In 2010, the northern region of the Alaska Department of Transportation and Public Facilities (ADOT&PF) was hit with a new issue: ice.
Instead of taking the pricey ways of pre-emptively salting and sanding roads before each potential ice-producing incident, the ADOT&PF did what other states and native governments around the country are doing: They turned to the Internet of Things technology.
The ADOT&FP deployed its IoT solution — a mix of measure stations and sensors placed on their own vehicles, with Microsoft Azure IoT that would analyse and clean the information equipped by these outlets within the 2015-2016 winter season. The agency saw benefits rapidly. It provided equivalent services with 25 % less budget and helped scale back weather-related automobile accidents.
The accident reduction was quite that was hoped for.
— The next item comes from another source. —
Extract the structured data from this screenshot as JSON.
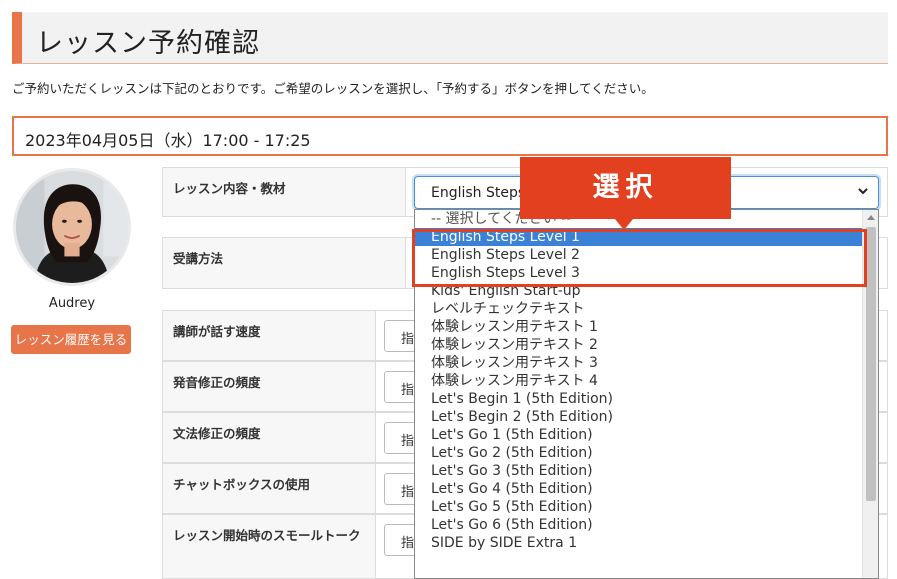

The biggest advantage of the program is the main focus on increasing safety and quality for northern Alaska residents.
The U.S. Department of Transportation estimates that over the subsequent thirty years, America’s population can grow by 70 million people, and freight moving across roads, rails, pipelines, and airports can increase by 45 %.
The new project can expand the footprint of this infrastructure and permit the UDOT to accelerate development toward a broad system for assembling, observation and sharing connected and autonomous vehicle information.
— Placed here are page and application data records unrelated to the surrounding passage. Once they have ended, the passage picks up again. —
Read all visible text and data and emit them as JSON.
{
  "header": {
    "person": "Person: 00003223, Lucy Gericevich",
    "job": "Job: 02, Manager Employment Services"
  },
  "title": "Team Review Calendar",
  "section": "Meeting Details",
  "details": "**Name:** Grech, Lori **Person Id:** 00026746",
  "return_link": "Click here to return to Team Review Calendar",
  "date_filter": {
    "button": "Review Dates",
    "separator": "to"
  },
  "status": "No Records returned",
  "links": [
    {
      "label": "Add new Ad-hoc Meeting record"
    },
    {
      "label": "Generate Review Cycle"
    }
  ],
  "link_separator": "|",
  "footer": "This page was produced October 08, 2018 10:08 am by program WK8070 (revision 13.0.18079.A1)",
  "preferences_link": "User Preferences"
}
The platform is absolutely meant at its core to be knowledge management, information access and information handiness platform taking advantage of the accurate information to be returning in from connected cars.
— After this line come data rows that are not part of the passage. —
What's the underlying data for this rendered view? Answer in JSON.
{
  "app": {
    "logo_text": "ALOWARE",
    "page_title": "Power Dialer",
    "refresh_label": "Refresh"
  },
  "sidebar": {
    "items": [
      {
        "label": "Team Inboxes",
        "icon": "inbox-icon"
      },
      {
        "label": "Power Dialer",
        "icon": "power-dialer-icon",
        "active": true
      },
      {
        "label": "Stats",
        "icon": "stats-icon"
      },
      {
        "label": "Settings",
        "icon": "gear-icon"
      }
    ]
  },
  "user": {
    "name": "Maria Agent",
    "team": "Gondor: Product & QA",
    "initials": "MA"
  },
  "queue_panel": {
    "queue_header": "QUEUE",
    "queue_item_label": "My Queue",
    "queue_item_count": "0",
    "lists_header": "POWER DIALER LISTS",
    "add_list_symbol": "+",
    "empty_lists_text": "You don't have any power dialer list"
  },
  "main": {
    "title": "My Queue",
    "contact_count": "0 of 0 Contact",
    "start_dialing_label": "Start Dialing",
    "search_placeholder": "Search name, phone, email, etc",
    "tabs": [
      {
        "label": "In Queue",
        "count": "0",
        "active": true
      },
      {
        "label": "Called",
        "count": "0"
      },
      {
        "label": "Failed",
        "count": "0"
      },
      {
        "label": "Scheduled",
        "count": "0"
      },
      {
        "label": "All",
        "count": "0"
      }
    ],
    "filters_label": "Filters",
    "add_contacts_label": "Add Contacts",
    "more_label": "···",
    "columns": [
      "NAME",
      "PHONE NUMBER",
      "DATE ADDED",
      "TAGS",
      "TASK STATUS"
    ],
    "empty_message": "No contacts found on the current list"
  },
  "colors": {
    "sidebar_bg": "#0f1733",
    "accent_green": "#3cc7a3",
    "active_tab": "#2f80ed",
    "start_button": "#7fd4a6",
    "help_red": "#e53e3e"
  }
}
In June, the Utah Department of Transportation (UDOT) declared a partnership with Panasonic Corporation of North America to develop a complicated transportation information network that they predict can improve safety and quality on the road by sharing information between vehicles, infrastructure, roadways, and traffic operators in real-time